We had planned to stop for lunch in Nis, the birthplace of Emperor Constantine, but after making our way through un asphalted roads in the centre and not finding a parking place we gave it a miss. I knew there were other parking spots in the city, but being in Serbia means we can’t use our mobile phones to access databases. ID, who provides our phones, charges £2 per MB for data and Three, who we use for our MIFI, wants £6!!!!! Scandalous, but it just shows how dependant I have become on the internet for researching our travels.
Lunch was finally taken at a motorway service station where the lowlight was a row of toilets, out in the open, for lorry drivers to relieve themselves. There were no screens to shield them from our sensitive eyes. Another first for us.
Because most of our journey was on motorway we haven’t been able to make much of a judgement about Serbia. The countryside, being in the Balkans, was less mountainous than I was expecting. From what we saw in Nis and from the motorway the housing stock looks generally to be in a very poor state. We saw numerous horses and carts, not on the motorway thank goodness, but in the streets of Nis. Shockingly we saw several dogs wandering the edges of the motorways, including a small pack at one stage. We will have to take a stick when we walk the Mabel and Melek I fear.
After several false starts from SatNav we finally found our campsite near the city of Jagodina.

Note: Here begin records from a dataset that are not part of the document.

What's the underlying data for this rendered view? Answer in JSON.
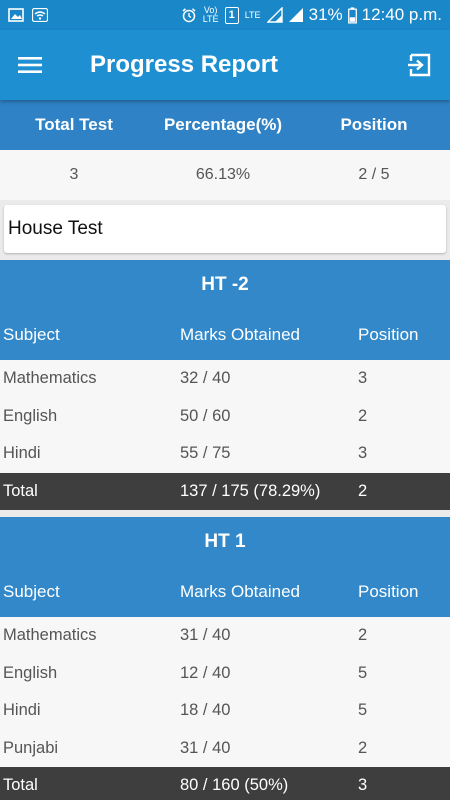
{
  "status_bar": {
    "battery_percent": "31%",
    "time": "12:40 p.m.",
    "volte_label": "Vo) LTE",
    "sim_label": "1",
    "lte_label": "LTE"
  },
  "app_bar": {
    "title": "Progress Report"
  },
  "summary": {
    "headers": [
      "Total Test",
      "Percentage(%)",
      "Position"
    ],
    "values": [
      "3",
      "66.13%",
      "2 / 5"
    ]
  },
  "exam_type_select": {
    "selected": "House Test"
  },
  "exams": [
    {
      "title": "HT -2",
      "headers": [
        "Subject",
        "Marks Obtained",
        "Position"
      ],
      "rows": [
        [
          "Mathematics",
          "32 / 40",
          "3"
        ],
        [
          "English",
          "50 / 60",
          "2"
        ],
        [
          "Hindi",
          "55 / 75",
          "3"
        ]
      ],
      "total": [
        "Total",
        "137 / 175 (78.29%)",
        "2"
      ]
    },
    {
      "title": "HT 1",
      "headers": [
        "Subject",
        "Marks Obtained",
        "Position"
      ],
      "rows": [
        [
          "Mathematics",
          "31 / 40",
          "2"
        ],
        [
          "English",
          "12 / 40",
          "5"
        ],
        [
          "Hindi",
          "18 / 40",
          "5"
        ],
        [
          "Punjabi",
          "31 / 40",
          "2"
        ]
      ],
      "total": [
        "Total",
        "80 / 160 (50%)",
        "3"
      ]
    }
  ],
  "icons": {
    "menu": "hamburger-icon",
    "logout": "logout-icon",
    "gallery": "gallery-icon",
    "wifi": "wifi-icon",
    "alarm": "alarm-icon",
    "signal": "signal-icon",
    "battery": "battery-icon"
  }
}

The owner ofCamping Ruža Vetrova (43.959131, 21.265280 €21 including electricity) has put considerable effort into fashioning a series of flat pitches out of an extremely steep hillside. I managed to get parked up before he showed me a flatter area for big motorhomes. I just hope we don’t have rain overnight, otherwise I might struggle to get up the slope out of the campsite. Fortunately the campsite has fast WiFi, so I have spent the latter part of the day downloading strategic maps for use offline and making a list of co-ordinates so we can manage the next couple of days without using online data.
Our campsite owner speaks French as a second language. My French is sufficient to navigate a campsite stop, but I did not fully understand about some official looking documents, including a formal looking stamp, which he says we need for the police. A Swedish camper, with a Serbian wife, has told us that we should register with a police station within 24 hours of entering Serbia, but on looking at the papers the campsite owner has given us, we both think that they are the registration documents we need. If there are no posts for a few days we may be languishing in a Serbian jail. Please let the British Consulate know!!
Tomorrow we are heading to the north west of Belgrade to another campsite and perhaps visit something on the way.